I met Melody at the aforementioned camp fire. She was one of those racers who had a friend suggest she try it, then there she was, at her first sprint-distance triathlon. When I asked about her race, her focus was much like many novices’: the swim.
I feel like I’m repeating the obvious; probably every triathlete has had similar feelings, minus the drowning part.
(No Melody, a lot of them mention the drowning part, too.)
Going into the race, I was most concerned with the swim, since I only learned how to swim properly within the last two months. The distance seemed very doable, as long as I remained calm and kept to a slow, methodical pace. But once in the water, having not anticipated waves, I panicked and forgot most of what I’d learned, and basically just swam from lifeguard to lifeguard.
A key takeaway: swimming from lifeguard to lifeguard is one of many ways to get exactly where you need to go: from the start to the finish. Melody had an interesting insight about the length of the race, and the difference between a single sport and multisport:
Last year I completed my first half-marathon, and even though my race times were comparable, the triathlon just seems to fly by much quicker. I didn’t anticipate how much weakness in one activity would affect performance in another in which one ordinarily feels more confident; I spent the first half of the bike just trying to recover from the swim. Even still, at the end of the race, I didn’t feel nearly as exhausted or sore as after my half-marathon, perhaps because the muscle groups vary.
Dione conquered her first half-iron triathlon in Door County, well on her way to her first Ironman Wisconsin in September. Her race summary doubles as great race advice.
- Use Body Glide on areas you never imagined need it. They do.
- When you farmer’s blow on the bike, come out of aero, unless you like snot on your shoulders.
- Green freezy-pops can turn your race around.
- When you want to give up, just keep moving forward. I had a woman come up to me after the race thanking me for keeping her going during the last few miles. I was having a real tough time during those miles, and unbeknown to me, was actually motivating someone to keep going. Be the person who can inspire others by never giving up!

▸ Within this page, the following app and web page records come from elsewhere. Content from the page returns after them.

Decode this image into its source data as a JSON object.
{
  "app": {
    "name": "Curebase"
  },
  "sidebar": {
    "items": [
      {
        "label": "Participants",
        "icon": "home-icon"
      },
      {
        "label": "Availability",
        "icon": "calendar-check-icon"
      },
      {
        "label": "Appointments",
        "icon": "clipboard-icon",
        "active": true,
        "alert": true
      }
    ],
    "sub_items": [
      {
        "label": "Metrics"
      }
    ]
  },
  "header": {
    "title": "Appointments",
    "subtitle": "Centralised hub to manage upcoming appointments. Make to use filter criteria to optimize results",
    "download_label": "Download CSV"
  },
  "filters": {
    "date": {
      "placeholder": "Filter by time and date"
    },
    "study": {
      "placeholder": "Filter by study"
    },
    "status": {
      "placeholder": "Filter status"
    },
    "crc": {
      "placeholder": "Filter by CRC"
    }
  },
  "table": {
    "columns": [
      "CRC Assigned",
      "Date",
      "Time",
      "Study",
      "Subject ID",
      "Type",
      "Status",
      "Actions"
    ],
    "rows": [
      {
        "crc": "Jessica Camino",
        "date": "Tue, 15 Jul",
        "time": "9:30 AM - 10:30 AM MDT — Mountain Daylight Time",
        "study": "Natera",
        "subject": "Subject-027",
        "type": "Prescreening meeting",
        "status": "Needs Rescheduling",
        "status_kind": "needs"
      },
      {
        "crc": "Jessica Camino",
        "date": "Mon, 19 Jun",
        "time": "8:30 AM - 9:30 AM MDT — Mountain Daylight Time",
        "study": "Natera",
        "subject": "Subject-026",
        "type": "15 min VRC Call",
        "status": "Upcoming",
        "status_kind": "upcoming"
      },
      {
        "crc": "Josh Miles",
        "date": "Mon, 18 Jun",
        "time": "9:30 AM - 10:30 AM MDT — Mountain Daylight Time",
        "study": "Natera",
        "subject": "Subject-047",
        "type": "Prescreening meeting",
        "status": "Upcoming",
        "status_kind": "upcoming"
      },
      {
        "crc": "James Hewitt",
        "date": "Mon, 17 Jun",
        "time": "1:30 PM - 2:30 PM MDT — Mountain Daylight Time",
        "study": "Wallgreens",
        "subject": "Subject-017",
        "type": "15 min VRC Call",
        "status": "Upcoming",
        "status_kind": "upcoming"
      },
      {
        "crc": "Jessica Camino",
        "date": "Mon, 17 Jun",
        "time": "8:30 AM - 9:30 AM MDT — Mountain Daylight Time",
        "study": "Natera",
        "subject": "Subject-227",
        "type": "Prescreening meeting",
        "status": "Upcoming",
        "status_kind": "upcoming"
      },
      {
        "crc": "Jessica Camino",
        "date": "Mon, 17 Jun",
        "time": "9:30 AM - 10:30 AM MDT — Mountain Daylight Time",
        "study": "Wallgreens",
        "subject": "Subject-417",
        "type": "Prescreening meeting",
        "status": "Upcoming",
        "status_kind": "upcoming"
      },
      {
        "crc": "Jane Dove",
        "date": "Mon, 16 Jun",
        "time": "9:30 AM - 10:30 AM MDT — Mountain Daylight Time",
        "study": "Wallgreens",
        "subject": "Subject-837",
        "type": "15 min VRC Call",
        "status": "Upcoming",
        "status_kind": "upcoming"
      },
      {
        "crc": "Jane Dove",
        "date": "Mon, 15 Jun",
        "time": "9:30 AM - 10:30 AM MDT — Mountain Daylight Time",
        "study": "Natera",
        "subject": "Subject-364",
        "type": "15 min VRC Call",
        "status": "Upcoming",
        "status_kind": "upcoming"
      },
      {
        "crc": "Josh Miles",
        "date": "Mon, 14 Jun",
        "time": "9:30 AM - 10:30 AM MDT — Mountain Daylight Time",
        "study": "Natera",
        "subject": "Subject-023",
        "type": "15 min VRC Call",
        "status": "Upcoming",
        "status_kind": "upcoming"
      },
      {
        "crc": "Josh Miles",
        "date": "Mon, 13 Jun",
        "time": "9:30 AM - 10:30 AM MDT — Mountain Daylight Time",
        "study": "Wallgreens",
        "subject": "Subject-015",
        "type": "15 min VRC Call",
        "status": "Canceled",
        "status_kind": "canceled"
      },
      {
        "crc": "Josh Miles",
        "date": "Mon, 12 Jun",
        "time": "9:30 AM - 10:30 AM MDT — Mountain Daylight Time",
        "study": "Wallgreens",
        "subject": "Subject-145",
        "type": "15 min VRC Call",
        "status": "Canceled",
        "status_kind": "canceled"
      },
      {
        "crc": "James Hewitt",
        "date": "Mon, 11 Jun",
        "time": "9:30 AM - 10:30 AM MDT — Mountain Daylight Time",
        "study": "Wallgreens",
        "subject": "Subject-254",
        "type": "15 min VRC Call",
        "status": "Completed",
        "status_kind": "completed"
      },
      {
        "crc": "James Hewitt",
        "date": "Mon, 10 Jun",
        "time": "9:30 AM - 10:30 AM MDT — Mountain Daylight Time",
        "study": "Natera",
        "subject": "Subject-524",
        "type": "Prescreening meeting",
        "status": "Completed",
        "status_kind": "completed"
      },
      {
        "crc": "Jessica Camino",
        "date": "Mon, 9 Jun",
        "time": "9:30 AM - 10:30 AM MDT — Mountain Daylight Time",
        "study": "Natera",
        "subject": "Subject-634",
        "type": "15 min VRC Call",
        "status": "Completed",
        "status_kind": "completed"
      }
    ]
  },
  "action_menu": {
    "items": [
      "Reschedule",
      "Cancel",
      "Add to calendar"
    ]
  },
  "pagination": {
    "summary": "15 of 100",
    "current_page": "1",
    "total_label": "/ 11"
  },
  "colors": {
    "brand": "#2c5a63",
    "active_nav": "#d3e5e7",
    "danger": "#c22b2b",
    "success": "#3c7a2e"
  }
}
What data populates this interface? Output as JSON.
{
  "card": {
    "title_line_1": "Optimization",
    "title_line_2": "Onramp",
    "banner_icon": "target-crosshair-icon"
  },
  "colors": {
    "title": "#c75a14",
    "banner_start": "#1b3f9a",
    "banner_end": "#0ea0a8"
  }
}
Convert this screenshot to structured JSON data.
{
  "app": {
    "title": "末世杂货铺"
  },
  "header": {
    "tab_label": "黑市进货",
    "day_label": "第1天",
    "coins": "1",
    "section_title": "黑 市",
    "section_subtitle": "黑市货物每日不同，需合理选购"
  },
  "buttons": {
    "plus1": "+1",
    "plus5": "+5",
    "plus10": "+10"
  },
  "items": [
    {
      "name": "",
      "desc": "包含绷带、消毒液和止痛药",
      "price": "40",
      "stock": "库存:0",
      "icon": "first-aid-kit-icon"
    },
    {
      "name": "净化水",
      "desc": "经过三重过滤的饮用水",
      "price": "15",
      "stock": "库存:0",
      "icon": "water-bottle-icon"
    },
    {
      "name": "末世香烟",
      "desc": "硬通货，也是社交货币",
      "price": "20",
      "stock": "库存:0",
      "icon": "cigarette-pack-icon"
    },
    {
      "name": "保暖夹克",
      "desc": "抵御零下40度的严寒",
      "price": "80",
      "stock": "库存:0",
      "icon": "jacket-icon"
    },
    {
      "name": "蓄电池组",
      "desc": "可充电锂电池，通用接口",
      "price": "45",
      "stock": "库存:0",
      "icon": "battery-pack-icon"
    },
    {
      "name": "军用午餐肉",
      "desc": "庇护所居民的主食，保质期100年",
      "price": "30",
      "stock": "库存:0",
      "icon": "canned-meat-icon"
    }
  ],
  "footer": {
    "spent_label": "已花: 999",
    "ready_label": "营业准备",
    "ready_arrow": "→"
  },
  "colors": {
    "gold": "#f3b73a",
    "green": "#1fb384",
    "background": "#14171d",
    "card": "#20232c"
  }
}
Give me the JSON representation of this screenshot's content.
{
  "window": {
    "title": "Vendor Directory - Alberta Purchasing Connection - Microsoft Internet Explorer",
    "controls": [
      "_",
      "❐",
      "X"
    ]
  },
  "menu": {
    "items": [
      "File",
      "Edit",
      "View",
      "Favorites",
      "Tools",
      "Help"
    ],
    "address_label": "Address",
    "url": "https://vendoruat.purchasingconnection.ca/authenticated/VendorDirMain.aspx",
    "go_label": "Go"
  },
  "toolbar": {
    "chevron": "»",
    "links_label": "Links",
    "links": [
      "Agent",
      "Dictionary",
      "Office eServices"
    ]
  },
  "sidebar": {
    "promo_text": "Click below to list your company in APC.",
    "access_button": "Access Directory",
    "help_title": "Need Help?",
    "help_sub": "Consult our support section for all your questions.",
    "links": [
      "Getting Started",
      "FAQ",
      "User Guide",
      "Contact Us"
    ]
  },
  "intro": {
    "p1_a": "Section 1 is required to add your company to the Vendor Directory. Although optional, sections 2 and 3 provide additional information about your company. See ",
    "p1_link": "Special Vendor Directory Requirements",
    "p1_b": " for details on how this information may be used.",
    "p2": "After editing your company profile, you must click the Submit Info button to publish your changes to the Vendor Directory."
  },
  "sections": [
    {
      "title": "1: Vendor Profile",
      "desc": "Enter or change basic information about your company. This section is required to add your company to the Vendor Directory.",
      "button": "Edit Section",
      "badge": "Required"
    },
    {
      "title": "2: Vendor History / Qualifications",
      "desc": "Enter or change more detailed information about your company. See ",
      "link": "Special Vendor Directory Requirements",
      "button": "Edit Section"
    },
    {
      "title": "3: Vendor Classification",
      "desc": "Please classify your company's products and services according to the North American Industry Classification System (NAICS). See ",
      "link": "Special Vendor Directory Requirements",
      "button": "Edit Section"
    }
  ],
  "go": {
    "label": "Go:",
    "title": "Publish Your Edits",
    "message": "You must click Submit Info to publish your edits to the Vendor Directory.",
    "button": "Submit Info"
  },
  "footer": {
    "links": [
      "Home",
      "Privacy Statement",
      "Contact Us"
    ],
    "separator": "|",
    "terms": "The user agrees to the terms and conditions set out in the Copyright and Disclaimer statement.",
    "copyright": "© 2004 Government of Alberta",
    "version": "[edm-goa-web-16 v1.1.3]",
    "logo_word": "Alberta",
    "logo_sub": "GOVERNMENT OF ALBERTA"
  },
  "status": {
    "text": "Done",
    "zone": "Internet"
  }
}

- I love my tri friends, and their friends and families. Triathlon is an individual sport, but it wouldn’t be any fun alone. Both on the course and off, these friends motivate, inspire, and support me.
As for me, I had a few things to offer the race. I went to Saturday’s sprint race to support all those racers, share my sunscreen, hold their stuff, and listen to what they had to tell someone. I rang my cowbell, took photos and hollered. Sunday morning I kicked off the half-iron race with the National Anthem, and then settled into my own race-day with a modest but fun pace.
Although my finish time was nearly the same as last year, I improved in the swim and the run – which is gratifying since those are the places I’ve focused my training. (I also had a blazing T2, of which I’m particularly proud).
Triathlon continues to be an individual sport, but its community gives it life, which shines brightly each July in Door County.